Each line below must be reproduced exactly.

[MATERIAL SUPPLIED — start]

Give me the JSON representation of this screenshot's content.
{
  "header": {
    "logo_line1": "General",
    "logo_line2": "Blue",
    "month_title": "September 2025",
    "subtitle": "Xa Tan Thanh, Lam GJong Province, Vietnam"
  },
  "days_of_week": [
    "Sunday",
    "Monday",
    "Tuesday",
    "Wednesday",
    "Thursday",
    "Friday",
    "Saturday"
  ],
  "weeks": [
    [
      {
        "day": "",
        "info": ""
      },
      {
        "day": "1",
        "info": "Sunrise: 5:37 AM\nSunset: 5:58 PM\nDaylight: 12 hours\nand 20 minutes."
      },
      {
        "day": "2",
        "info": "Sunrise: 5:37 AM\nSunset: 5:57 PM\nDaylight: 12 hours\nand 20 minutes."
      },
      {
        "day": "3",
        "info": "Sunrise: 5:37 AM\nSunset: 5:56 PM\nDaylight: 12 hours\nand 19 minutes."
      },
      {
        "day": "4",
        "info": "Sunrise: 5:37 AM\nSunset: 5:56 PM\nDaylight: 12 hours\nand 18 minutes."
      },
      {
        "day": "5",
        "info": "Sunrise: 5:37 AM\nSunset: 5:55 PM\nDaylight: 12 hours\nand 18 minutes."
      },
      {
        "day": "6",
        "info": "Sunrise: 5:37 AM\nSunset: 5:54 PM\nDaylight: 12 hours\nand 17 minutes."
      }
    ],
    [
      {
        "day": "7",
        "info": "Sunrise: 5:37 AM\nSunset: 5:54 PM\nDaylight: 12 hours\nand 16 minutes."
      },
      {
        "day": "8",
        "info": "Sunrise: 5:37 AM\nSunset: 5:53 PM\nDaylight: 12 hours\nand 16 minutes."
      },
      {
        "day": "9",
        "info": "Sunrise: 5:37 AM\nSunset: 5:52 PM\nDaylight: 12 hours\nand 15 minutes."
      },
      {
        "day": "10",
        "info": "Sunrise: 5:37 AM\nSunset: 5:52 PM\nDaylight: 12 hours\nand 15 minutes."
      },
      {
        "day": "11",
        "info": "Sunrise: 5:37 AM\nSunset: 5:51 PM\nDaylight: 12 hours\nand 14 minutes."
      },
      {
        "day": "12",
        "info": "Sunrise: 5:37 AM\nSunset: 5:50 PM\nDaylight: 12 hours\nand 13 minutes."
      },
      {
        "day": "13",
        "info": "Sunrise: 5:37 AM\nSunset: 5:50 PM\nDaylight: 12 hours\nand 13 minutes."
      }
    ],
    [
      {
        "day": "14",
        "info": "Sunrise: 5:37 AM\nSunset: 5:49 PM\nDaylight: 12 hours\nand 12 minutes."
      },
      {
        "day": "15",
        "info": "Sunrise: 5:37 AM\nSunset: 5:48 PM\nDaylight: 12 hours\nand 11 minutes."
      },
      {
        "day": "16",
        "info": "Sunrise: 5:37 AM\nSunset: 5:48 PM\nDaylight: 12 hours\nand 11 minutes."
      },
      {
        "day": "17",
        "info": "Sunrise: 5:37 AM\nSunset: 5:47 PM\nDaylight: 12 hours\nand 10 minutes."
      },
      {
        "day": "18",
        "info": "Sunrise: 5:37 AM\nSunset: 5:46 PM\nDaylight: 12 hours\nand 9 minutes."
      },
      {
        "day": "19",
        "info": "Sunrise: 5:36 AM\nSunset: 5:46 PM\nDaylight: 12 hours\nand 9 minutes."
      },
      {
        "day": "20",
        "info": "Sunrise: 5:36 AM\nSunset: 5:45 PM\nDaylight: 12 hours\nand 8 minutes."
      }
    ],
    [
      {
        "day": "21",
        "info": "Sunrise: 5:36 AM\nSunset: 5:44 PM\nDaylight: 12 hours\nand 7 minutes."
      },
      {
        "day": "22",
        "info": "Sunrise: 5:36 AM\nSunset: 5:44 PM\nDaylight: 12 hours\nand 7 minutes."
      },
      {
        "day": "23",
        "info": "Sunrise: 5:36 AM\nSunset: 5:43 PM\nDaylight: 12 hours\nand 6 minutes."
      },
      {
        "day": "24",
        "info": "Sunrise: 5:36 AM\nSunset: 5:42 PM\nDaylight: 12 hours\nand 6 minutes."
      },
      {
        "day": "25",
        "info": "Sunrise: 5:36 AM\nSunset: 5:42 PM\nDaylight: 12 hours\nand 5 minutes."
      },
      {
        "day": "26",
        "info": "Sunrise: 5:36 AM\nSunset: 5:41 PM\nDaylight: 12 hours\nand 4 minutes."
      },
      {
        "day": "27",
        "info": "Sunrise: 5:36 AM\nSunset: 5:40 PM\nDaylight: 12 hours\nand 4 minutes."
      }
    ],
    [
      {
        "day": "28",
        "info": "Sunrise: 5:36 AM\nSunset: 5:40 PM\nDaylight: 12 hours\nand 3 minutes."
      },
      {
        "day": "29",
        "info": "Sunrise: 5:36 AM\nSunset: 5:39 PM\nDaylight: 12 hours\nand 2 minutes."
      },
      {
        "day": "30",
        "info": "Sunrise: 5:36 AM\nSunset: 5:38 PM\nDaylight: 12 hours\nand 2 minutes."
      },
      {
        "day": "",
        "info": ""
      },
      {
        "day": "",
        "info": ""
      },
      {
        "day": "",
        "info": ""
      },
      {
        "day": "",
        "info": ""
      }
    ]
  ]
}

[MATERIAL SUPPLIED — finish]

> _RESPONSE BELOW_:
Give me the JSON representation of this screenshot's content.
{
  "header": {
    "logo_line1": "General",
    "logo_line2": "Blue",
    "month_title": "September 2025",
    "subtitle": "Xa Tan Thanh, Lam GJong Province, Vietnam"
  },
  "days_of_week": [
    "Sunday",
    "Monday",
    "Tuesday",
    "Wednesday",
    "Thursday",
    "Friday",
    "Saturday"
  ],
  "weeks": [
    [
      {
        "day": "",
        "info": ""
      },
      {
        "day": "1",
        "info": "Sunrise: 5:37 AM\nSunset: 5:58 PM\nDaylight: 12 hours\nand 20 minutes."
      },
      {
        "day": "2",
        "info": "Sunrise: 5:37 AM\nSunset: 5:57 PM\nDaylight: 12 hours\nand 20 minutes."
      },
      {
        "day": "3",
        "info": "Sunrise: 5:37 AM\nSunset: 5:56 PM\nDaylight: 12 hours\nand 19 minutes."
      },
      {
        "day": "4",
        "info": "Sunrise: 5:37 AM\nSunset: 5:56 PM\nDaylight: 12 hours\nand 18 minutes."
      },
      {
        "day": "5",
        "info": "Sunrise: 5:37 AM\nSunset: 5:55 PM\nDaylight: 12 hours\nand 18 minutes."
      },
      {
        "day": "6",
        "info": "Sunrise: 5:37 AM\nSunset: 5:54 PM\nDaylight: 12 hours\nand 17 minutes."
      }
    ],
    [
      {
        "day": "7",
        "info": "Sunrise: 5:37 AM\nSunset: 5:54 PM\nDaylight: 12 hours\nand 16 minutes."
      },
      {
        "day": "8",
        "info": "Sunrise: 5:37 AM\nSunset: 5:53 PM\nDaylight: 12 hours\nand 16 minutes."
      },
      {
        "day": "9",
        "info": "Sunrise: 5:37 AM\nSunset: 5:52 PM\nDaylight: 12 hours\nand 15 minutes."
      },
      {
        "day": "10",
        "info": "Sunrise: 5:37 AM\nSunset: 5:52 PM\nDaylight: 12 hours\nand 15 minutes."
      },
      {
        "day": "11",
        "info": "Sunrise: 5:37 AM\nSunset: 5:51 PM\nDaylight: 12 hours\nand 14 minutes."
      },
      {
        "day": "12",
        "info": "Sunrise: 5:37 AM\nSunset: 5:50 PM\nDaylight: 12 hours\nand 13 minutes."
      },
      {
        "day": "13",
        "info": "Sunrise: 5:37 AM\nSunset: 5:50 PM\nDaylight: 12 hours\nand 13 minutes."
      }
    ],
    [
      {
        "day": "14",
        "info": "Sunrise: 5:37 AM\nSunset: 5:49 PM\nDaylight: 12 hours\nand 12 minutes."
      },
      {
        "day": "15",
        "info": "Sunrise: 5:37 AM\nSunset: 5:48 PM\nDaylight: 12 hours\nand 11 minutes."
      },
      {
        "day": "16",
        "info": "Sunrise: 5:37 AM\nSunset: 5:48 PM\nDaylight: 12 hours\nand 11 minutes."
      },
      {
        "day": "17",
        "info": "Sunrise: 5:37 AM\nSunset: 5:47 PM\nDaylight: 12 hours\nand 10 minutes."
      },
      {
        "day": "18",
        "info": "Sunrise: 5:37 AM\nSunset: 5:46 PM\nDaylight: 12 hours\nand 9 minutes."
      },
      {
        "day": "19",
        "info": "Sunrise: 5:36 AM\nSunset: 5:46 PM\nDaylight: 12 hours\nand 9 minutes."
      },
      {
        "day": "20",
        "info": "Sunrise: 5:36 AM\nSunset: 5:45 PM\nDaylight: 12 hours\nand 8 minutes."
      }
    ],
    [
      {
        "day": "21",
        "info": "Sunrise: 5:36 AM\nSunset: 5:44 PM\nDaylight: 12 hours\nand 7 minutes."
      },
      {
        "day": "22",
        "info": "Sunrise: 5:36 AM\nSunset: 5:44 PM\nDaylight: 12 hours\nand 7 minutes."
      },
      {
        "day": "23",
        "info": "Sunrise: 5:36 AM\nSunset: 5:43 PM\nDaylight: 12 hours\nand 6 minutes."
      },
      {
        "day": "24",
        "info": "Sunrise: 5:36 AM\nSunset: 5:42 PM\nDaylight: 12 hours\nand 6 minutes."
      },
      {
        "day": "25",
        "info": "Sunrise: 5:36 AM\nSunset: 5:42 PM\nDaylight: 12 hours\nand 5 minutes."
      },
      {
        "day": "26",
        "info": "Sunrise: 5:36 AM\nSunset: 5:41 PM\nDaylight: 12 hours\nand 4 minutes."
      },
      {
        "day": "27",
        "info": "Sunrise: 5:36 AM\nSunset: 5:40 PM\nDaylight: 12 hours\nand 4 minutes."
      }
    ],
    [
      {
        "day": "28",
        "info": "Sunrise: 5:36 AM\nSunset: 5:40 PM\nDaylight: 12 hours\nand 3 minutes."
      },
      {
        "day": "29",
        "info": "Sunrise: 5:36 AM\nSunset: 5:39 PM\nDaylight: 12 hours\nand 2 minutes."
      },
      {
        "day": "30",
        "info": "Sunrise: 5:36 AM\nSunset: 5:38 PM\nDaylight: 12 hours\nand 2 minutes."
      },
      {
        "day": "",
        "info": ""
      },
      {
        "day": "",
        "info": ""
      },
      {
        "day": "",
        "info": ""
      },
      {
        "day": "",
        "info": ""
      }
    ]
  ]
}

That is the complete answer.